Old American Eateries Make Adjustments to New Trends
Rural American eateries in towns and communities across the nation have struggled to keep the lights on and doors opened during the COVID-19 pandemic over the past 18 months. Now, restrictions are easing and the patrons are back inside at the tables and outdoor patios.
These local diners, pubs and food service businesses in small town USA are mostly family owned and operated. They are living the American dream. Grandparents, parents and children, multi-generational business owners and operators fared far better than the national chains have done during the pandemic.
Thousands of chain restaurants closed locations all over the nation as urbanites were not allowed to go out for meals. Those business models, in many cases, did not have the flexibility or ability to adjust to the new environment of the food service business.
Contactless Food Service Takes Over
Rural and small town American restaurants and diners had to find new ways to serve their loyal customers. Enter the contactless food service with curbside pickup or delivery. Rural America is now having food delivered to their doors by local restaurants that never thought about offering that before.
With contactless food services, there are many new expenses to add to your budget. Plastic dishes, Styrofoam, plastic stemware, packaged condiments, websites and apps for online ordering all come with added costs and staff adjustments. However, many mom and pop shops flourished and delivered the goods all over America, keeping customers happy and their doors open.
Added Services Provide Extra Income
Retail was another new venture for some restaurant operators who needed another income stream. Bottled hot sauces, bottled BBQ sauces, cocktails to-go, branded apparel and all kinds of swag was added to the website menus at a small cost to the restaurant owners.
As a commercial real estate broker that specializes in food service and hospitality properties, I engaged many restaurant and bar sellers who chose to sell their businesses and properties. The ones who stayed open and adjusted to survive while reinventing their business came out the other side of this with a thriving business and very loyal customers.
Rural American restaurants have been, and always will, welcome travelers, vacationers, tourists and locals. The next time you’re out on the road, drive by that big box brand and find Main Street, where you’ll find the heart and soul of the food service in the area. This is where you’ll find the owners, the families and the good food.
Selling a Restaurant has Promise in Today’s Rural Market
These local eateries have the value. They are still very attractive to urbanites looking to remodel their lifestyle. I can’t tell you how many times I’ve heard a client say, “let’s move to a small town and buy or open a restaurant.” There are hundreds of people a year that have the idea to own a business like yours. Listing and selling the American rural lifestyle business has never been more attractive and the timing perfect to get the best price for rural America restaurants.

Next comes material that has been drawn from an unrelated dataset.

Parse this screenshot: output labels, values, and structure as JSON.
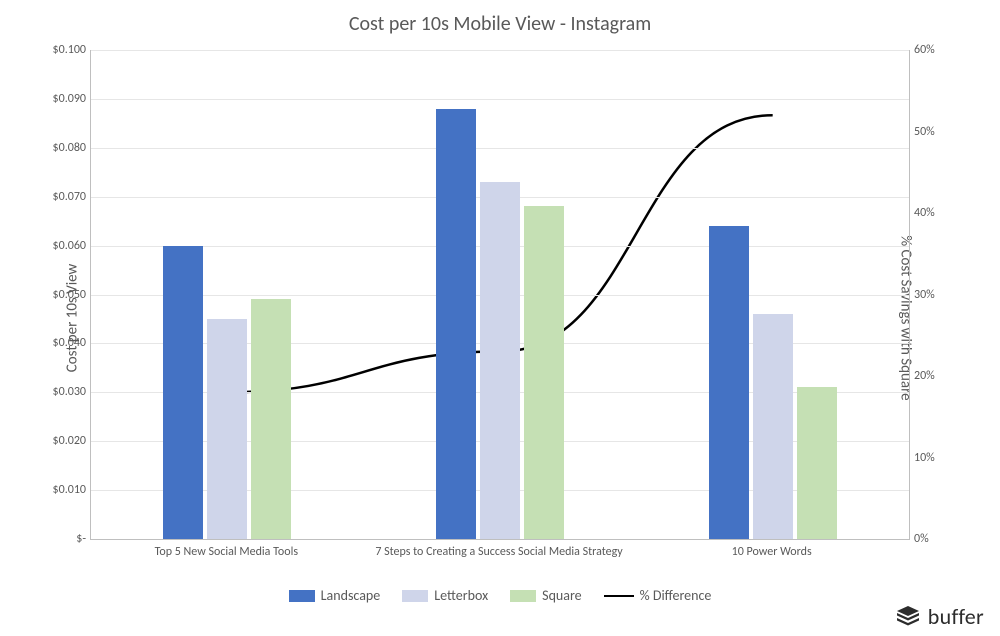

As the pandemic winds down, most people are thinking about where they’ll travel, who they’ll visit, and which restaurants they’ll eat at first. Those with the entrepreneurial fire, however, are doing what they always do in good times and bad — sniffing out the hidden opportunity.
About the author
Michael Krieg is a real estate broker with United Country Real Estate who specializes in commercial properties, businesses for sale, resort properties and international sales. He has worked the food service and hospitality market for 20 years with firsthand knowledge as a hotel and restaurant owner operator for over 40 years. Learn more about Michael and the rest of the team at United Country | Real Colorado Properties at www.RealColoradoProperties.com.